· R2.27 This chapter contains a number of recommendations regarding variables and constants that make programs easier to read and maintain. Briefly summarize these recommendations.
On pages 75-76 of Big Java: Late Objects, complete the following Practice Exercises:
· E2.1 Write a program that displays the dimensions of a letter-size (8.5 × 11 inches) sheet of paper in millimeters. There are 25.4 millimeters per inch. Use constants and comments in your program.
· E2.2 Write a program that computes and displays the perimeter of a letter-size (8.5 × 11 inches) sheet of paper and the length of its diagonal.
· E2.3 Write a program that reads a number and displays the square, cube, and fourth power. Use the Math.pow method only for the fourth power.
· E2.4 Write a program that prompts the user for two integers and then prints
· The sum
· The difference
· The product
· The average
· The distance (absolute value of the difference)
· The maximum (the larger of the two)
· The minimum (the smaller of the two) Hint: The max and min functions are declared in the Math class
· E2.5 Enhance the output of Exercise E2.4 so that the numbers are properly aligned:

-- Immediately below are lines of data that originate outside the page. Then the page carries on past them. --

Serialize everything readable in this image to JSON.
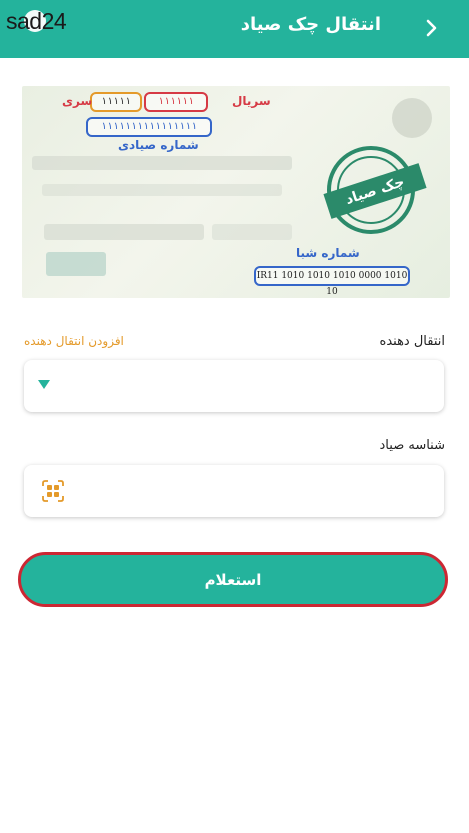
{
  "watermark": "sad24",
  "header": {
    "title": "انتقال چک صیاد"
  },
  "cheque": {
    "serial_label": "سریال",
    "serial_value": "۱۱۱۱۱۱",
    "series_label": "سری",
    "series_value": "۱۱۱۱۱",
    "sayad_number_value": "۱۱۱۱۱۱۱۱۱۱۱۱۱۱۱۱",
    "sayad_number_label": "شماره صیادی",
    "stamp_text": "چک صیاد",
    "sheba_label": "شماره شبا",
    "sheba_value": "IR11 1010 1010 1010 0000 1010 10"
  },
  "form": {
    "transferor_label": "انتقال دهنده",
    "add_transferor_link": "افزودن انتقال دهنده",
    "sayad_id_label": "شناسه صیاد",
    "inquiry_button": "استعلام"
  },
  "colors": {
    "primary": "#24b39c",
    "accent": "#e49a2a",
    "highlight": "#cc2733"
  }
}
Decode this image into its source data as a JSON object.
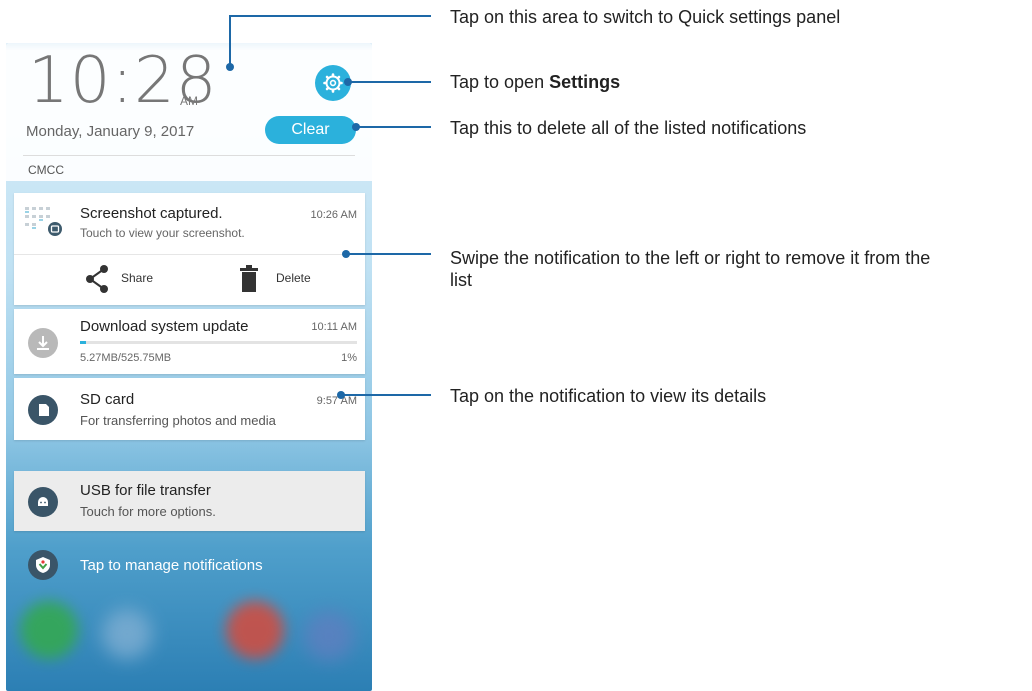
{
  "header": {
    "time": "10:28",
    "ampm": "AM",
    "date": "Monday, January 9, 2017",
    "clear_label": "Clear",
    "carrier": "CMCC"
  },
  "notifications": {
    "screenshot": {
      "title": "Screenshot captured.",
      "subtitle": "Touch to view your screenshot.",
      "time": "10:26 AM",
      "share_label": "Share",
      "delete_label": "Delete"
    },
    "download": {
      "title": "Download system update",
      "time": "10:11 AM",
      "size": "5.27MB/525.75MB",
      "percent_label": "1%",
      "progress": 1
    },
    "sd": {
      "title": "SD card",
      "subtitle": "For transferring photos and media",
      "time": "9:57 AM"
    },
    "usb": {
      "title": "USB for file transfer",
      "subtitle": "Touch for more options."
    },
    "manage_label": "Tap to manage notifications"
  },
  "callouts": {
    "quick_settings": "Tap on this area to switch to Quick settings panel",
    "settings_prefix": "Tap to open ",
    "settings_bold": "Settings",
    "clear": "Tap this to delete all of the listed notifications",
    "swipe_line1": "Swipe the notification to the left or right to remove it from the",
    "swipe_line2": "list",
    "details": "Tap on the notification to view its details"
  },
  "colors": {
    "accent": "#2bb1dc",
    "callout": "#1d68a7"
  }
}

Sum: 45 Difference: -5 Product: 500 Average: 22.50 Distance: 5 Maximum: 25 Minimum: 20
· E2.6 Write a program that prompts the user for a measurement in meters and then converts it to miles, feet, and inches.
· E2.7 Write a program that prompts the user for a radius and then prints
· The area and circumference of a circle with that radius
· The volume and surface area of a sphere with that radius
· E2.8 Write a program that asks the user for the lengths of the sides of a rectangle. Then print
· The area and perimeter of the rectangle
· The length of the diagonal (use the Pythagorean theorem)
· E2.9 Improve the program discussed in How To 2.1 to allow input of quarters in addition to bills.
· E2.10 Write a program that helps a person decide whether to buy a hybrid car. Your program’s inputs should be:
· The cost of a new car
· The estimated miles driven per year
· The estimated gas price
· The efficiency in miles per gallon
· The estimated resale value after 5 years Compute the total cost of owning the car for five years. (For simplicity, we will not take the cost of financing into account.) Obtain realistic prices for a new and used hybrid and a comparable car from the Web. Run your program twice, using today’s gas price and 15,000 miles per year. Include pseudocode and the program runs with your assignment.
· E2.11 Write a program that asks the user to input
· The number of gallons of gas in the tank
· The fuel efficiency in miles per gallon
· The price of gas per gallon
· Then print the cost per 100 miles and how far the car can go with the gas in the tank.
· E2.14 Write a program that reads a number between 1,000 and 999,999 from the user and prints it with a comma separating the thousands. Here is a sample dialog; the user input is in color:
Please enter an integer between 1000 and 999999: 23456 23,456
· E2.16 Write a program that reads in an integer and breaks it into a sequence of individual digits. For example, the input 16384 is displayed as
1 6 3 8 4
You may assume that the input has no more than five digits and is not negative.
· E2.17 Write a program that reads two times in military format (0900, 1730) and prints the number of hours and minutes between the two times. Here is a sample run. User input is in color.
· Please enter the first time: 0900 Please enter the second time: 1730 8 hours 30 minutes